At CTIA, MoGo has announced its second generation of modular sleeves that can turn a $200 device into a touch, enterprise ready tablet with extra battery capacity, optional laser bar code reader and many more options. Basically, if the order is large enough, MoGo will even design and build it for the customer.
Problem: expensive enterprise tablets are expensive and outdated
Just to shed some light into this particular market, it used to be that “enterprise” devices may cost $1200 or more. However, if you look at their specifications, they are often powered by lesser hardware, low-resolution screens and possibly outdated OS versions. In short, the “enterprise” version of an Android tablet could cost 6X more for essentially added toughness and extra security.
Solution: use off the shelf hardware and adapt to enterprise usage
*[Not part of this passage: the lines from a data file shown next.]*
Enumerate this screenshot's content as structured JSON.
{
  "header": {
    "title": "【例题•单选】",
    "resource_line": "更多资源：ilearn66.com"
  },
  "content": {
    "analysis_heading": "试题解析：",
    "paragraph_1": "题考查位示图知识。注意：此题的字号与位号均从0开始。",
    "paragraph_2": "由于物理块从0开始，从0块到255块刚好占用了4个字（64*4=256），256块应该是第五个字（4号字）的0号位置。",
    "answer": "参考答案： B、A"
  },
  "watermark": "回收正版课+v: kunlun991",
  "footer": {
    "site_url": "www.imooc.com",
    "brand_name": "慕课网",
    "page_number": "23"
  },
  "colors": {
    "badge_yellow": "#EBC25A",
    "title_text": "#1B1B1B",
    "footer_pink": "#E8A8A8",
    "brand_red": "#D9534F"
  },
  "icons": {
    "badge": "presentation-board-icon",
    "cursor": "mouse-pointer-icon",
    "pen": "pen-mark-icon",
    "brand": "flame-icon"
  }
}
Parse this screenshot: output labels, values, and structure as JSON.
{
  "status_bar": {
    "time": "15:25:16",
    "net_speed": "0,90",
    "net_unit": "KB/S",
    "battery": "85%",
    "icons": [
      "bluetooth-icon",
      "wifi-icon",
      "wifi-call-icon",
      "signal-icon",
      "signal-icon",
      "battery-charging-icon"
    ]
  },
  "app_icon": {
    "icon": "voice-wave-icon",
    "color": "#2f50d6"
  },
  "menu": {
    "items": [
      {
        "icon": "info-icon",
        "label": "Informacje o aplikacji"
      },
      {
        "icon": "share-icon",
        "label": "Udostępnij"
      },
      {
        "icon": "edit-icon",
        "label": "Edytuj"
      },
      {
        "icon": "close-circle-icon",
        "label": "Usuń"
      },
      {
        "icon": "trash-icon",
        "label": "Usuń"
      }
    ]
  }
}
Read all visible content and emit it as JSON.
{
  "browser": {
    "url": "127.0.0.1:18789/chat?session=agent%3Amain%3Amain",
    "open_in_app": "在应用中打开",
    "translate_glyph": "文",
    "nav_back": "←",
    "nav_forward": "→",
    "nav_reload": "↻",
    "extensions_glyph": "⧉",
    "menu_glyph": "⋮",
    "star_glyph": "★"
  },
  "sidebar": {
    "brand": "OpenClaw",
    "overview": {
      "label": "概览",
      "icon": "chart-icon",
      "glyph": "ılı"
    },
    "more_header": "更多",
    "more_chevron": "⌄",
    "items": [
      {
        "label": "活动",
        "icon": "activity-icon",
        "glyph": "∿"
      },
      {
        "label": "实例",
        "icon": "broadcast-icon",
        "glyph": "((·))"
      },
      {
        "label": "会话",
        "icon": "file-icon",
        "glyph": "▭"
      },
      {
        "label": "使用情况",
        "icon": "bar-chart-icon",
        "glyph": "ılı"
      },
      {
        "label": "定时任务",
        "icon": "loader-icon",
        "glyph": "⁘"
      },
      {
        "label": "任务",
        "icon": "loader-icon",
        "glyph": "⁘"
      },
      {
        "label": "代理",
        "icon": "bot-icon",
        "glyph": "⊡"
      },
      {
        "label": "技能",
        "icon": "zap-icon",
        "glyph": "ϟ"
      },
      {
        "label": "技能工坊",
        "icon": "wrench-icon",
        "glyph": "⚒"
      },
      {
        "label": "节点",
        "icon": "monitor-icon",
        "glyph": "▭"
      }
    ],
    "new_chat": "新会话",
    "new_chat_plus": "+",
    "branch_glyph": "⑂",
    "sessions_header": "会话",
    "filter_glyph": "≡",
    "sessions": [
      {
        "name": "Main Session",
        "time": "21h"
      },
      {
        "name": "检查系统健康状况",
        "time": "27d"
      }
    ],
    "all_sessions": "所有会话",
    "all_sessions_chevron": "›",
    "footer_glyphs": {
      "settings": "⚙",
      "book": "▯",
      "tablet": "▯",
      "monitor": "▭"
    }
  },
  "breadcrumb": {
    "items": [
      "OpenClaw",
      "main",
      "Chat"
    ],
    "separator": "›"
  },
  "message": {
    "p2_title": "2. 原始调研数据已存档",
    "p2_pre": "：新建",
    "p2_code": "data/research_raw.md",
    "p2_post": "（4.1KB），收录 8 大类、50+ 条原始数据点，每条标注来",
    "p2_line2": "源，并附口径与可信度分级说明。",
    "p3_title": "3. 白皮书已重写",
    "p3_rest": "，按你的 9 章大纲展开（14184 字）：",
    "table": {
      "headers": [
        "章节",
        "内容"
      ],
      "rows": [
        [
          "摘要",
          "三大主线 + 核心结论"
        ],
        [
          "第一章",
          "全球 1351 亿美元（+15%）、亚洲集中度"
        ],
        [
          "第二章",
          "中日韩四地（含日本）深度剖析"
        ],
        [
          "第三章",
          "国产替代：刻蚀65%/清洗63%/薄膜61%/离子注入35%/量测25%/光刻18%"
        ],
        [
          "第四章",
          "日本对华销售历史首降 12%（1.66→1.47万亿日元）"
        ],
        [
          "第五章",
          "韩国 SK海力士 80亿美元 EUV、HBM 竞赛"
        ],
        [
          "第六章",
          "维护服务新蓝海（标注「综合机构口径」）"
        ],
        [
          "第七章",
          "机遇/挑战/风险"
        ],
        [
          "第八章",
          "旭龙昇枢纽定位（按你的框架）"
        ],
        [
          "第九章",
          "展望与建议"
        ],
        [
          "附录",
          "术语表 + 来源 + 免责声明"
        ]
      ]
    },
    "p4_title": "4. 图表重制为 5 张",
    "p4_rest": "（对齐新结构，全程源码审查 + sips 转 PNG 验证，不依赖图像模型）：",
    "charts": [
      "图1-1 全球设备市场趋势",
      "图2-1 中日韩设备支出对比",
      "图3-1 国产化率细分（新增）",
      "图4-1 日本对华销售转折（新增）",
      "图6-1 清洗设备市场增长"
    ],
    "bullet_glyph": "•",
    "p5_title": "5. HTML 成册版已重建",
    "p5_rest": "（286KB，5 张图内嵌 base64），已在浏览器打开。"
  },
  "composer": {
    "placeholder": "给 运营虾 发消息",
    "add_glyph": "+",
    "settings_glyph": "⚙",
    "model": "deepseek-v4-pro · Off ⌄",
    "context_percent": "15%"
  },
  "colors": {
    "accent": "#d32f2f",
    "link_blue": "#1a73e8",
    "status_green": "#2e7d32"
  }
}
The Mobelisk product has been designed to address this by using a principle of “modularity”. My standardizing the add-ons (scanners, credit card swipes…), MoGo doesn’t have to custom-design a whole device, and not only brings the price down, it also opens more options for customers.
In a nutshell, Mobelisk is a tablet case, that goes into another tablet case. I’ll call them internal and external shell for the purpose of this article. The internal shell is custom built for each target device (Nexus 7, iPad mini, Galaxy Tab 7″, Galaxy Note 8…) to effectively turn them into a standard device for the external shell that offers additional protection (IP54+), battery (4000mAh) and add-ons. If the volume is low, MoGo builds them with 3D printers, but for higher volumes, they would switch to a regular industrial manufacturing process. This means that Mobelisk it is highly customizable.
The 3D-printing can make the cases look a bit rough, especially when compared to glossy consumer products like Speck cases and the likes. However, this is probably the most cost-efficient way to tackle the problem right now.
If you wonder how the tablet buttons work, here’s a neat thing: MoGo uses electro-mechanical buttons, which are remote-controlled physical buttons inside the internal shell. It’s really smart because it freeds the external shell from having a one-to-one match with the original device button placements.
In terms of security, Mobelisk runs an enterprise virtualization platform that prevents work data from being accessed or corrupted by user apps etc. This is fairly common now, and this is the efficient and popular option in the work place these days. There is physical security too: MoGo has put in place a system that detects attempts to open the case, and that will trigger a device lockdown or wipe. Finally, customers have some freedom is terms of colors if they really want to match their corporate branding (restaurants…).